In some Pennsylvania counties, Constables provide courtroom security and transport prisoners. For example, Chester County uses constables for all prisoner transports and courtroom security. Berks County also uses constables for prisoner transports and courtroom security.

Constables may also serve civil process. Unlike judicial services, civil process may be served by any able-bodied adult, and so does not require a constable, however attorneys or parties to such a suit may choose to us a constable for civil  service items if they wish to do so. Constables or Sheriff's are required when enforcement of court orders is necessary.



Constables are required to complete Act 44 certification and training before performing any court duties, including execution of warrants, prisoner transport and provide courtroom security.

The certifications required prior to serving in such capacities for the court or to carry a firearm in the performance of any duties are detailed under PA ACT 44 - 1994 and PA ACT 49 - 2009

Cost efficiency

Constables are likely the most cost effecive and efficient law enforcement entities in the state as the draw no salary from the state / taxpayer. Court related duties are paid via a set fee schedule outlined by state law, these court costs are borne by the defendant in criminal matters or the plaintiff in civil matters. The constable commonly receives taxpayer funds for court related functions indirectly only in the instance that the constable is commanded by the court to perform service on an indigent person, in which case the county may pay the appropriate fee bill  compensation as outlined by state law.

Constables must purchase their own uniforms, firearms, vehicles, fuel, bond, professional liability insurance, accessories, office supplies, etc ... entirely at their own expense.

Constables may offer other  services such as peacekeeping, local ordinance enforcement, traffic control and direction and more on a voluntary or negotiated fee basis.

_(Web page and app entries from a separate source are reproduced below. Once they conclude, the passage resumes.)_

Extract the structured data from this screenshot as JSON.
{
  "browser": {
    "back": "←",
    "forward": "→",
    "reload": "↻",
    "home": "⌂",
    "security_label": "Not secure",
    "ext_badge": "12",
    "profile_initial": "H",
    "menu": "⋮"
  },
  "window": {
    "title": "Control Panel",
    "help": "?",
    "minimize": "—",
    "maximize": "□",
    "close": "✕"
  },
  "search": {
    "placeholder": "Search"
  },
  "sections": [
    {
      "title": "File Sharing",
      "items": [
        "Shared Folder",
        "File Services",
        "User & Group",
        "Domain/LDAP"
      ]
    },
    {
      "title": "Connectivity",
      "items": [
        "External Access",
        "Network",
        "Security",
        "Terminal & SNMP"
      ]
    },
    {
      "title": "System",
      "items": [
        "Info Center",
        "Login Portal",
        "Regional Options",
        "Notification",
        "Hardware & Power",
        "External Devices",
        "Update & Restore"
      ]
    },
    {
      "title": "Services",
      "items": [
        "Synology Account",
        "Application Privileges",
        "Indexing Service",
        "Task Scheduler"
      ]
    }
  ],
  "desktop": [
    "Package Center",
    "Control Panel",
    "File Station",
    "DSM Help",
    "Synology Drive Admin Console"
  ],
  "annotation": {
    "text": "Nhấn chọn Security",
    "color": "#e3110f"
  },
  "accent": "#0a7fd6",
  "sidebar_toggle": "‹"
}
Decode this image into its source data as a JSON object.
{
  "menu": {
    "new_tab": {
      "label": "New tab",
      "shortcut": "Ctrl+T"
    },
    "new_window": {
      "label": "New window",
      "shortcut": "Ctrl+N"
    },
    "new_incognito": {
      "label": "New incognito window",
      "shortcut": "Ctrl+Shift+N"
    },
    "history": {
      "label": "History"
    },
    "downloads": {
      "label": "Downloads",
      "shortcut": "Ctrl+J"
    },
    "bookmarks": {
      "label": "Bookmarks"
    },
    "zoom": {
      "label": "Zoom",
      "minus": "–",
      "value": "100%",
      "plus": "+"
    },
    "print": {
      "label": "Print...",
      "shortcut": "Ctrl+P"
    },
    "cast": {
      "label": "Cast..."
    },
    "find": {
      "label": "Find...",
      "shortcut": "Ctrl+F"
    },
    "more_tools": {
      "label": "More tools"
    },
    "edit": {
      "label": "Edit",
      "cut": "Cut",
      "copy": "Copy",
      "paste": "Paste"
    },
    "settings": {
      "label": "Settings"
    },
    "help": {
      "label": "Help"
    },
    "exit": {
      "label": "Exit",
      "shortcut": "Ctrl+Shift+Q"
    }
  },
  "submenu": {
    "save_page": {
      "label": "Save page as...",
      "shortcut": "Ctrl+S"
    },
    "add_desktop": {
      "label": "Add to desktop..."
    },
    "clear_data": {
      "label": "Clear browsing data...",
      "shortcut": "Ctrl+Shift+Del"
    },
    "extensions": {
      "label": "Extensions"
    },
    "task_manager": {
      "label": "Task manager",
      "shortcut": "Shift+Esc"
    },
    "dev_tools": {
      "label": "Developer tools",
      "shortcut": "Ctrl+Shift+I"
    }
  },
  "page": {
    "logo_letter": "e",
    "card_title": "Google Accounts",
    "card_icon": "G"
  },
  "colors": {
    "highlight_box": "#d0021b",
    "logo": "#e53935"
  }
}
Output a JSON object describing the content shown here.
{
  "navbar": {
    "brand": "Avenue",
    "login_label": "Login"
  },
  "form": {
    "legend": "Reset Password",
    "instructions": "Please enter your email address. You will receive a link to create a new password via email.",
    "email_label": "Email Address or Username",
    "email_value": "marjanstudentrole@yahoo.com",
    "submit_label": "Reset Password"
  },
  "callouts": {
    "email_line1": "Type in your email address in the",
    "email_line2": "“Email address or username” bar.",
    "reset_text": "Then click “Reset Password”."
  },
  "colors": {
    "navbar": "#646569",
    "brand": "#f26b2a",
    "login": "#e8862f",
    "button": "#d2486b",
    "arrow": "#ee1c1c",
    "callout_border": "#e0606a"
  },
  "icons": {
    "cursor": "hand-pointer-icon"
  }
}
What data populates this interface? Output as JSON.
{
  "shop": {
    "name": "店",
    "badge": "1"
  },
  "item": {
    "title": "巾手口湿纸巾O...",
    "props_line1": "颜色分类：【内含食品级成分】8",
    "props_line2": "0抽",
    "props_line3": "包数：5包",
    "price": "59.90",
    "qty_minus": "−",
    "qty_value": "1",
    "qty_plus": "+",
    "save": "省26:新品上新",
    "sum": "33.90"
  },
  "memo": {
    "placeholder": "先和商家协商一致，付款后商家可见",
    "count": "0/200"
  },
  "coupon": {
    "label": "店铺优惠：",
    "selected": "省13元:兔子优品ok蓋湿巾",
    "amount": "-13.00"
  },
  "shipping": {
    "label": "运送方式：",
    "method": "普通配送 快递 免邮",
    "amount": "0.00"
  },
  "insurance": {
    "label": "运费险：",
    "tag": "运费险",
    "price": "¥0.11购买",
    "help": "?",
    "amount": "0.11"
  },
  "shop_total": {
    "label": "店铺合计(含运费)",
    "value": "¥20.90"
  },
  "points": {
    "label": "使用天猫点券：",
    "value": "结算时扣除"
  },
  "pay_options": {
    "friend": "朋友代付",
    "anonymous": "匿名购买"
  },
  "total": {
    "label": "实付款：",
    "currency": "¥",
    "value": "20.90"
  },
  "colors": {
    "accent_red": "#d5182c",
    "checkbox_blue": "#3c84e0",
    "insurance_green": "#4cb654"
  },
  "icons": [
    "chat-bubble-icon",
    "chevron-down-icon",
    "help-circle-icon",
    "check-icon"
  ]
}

Deputy Constables

Each constable may, with approval of the President Judge in the county the constable is elected in, appoint deputies to work under his authority. Each deputy is given the same authority as the constable himself, but serves at the pleasure of the elected constable.

In order to have a deputy constable appointed, the constable must file a petition with the Court of Common Pleas and state the reasons a deputy is needed. A constable must show that a deputy constable is needed due to the volume of business or constable workload.

The constable may not seek appointment of a deputy constable in order to delegate all or most of his or her work to the deputy constable and must have a bona fide reason to appoint a deputy. However, a constable may appoint election day deputy constables to monitor polling places in their elected districts.


(substantial portions of the above courtesy of Wikipedia at http://en.wikipedia.org/wiki/Pennsylvania_State_Constables )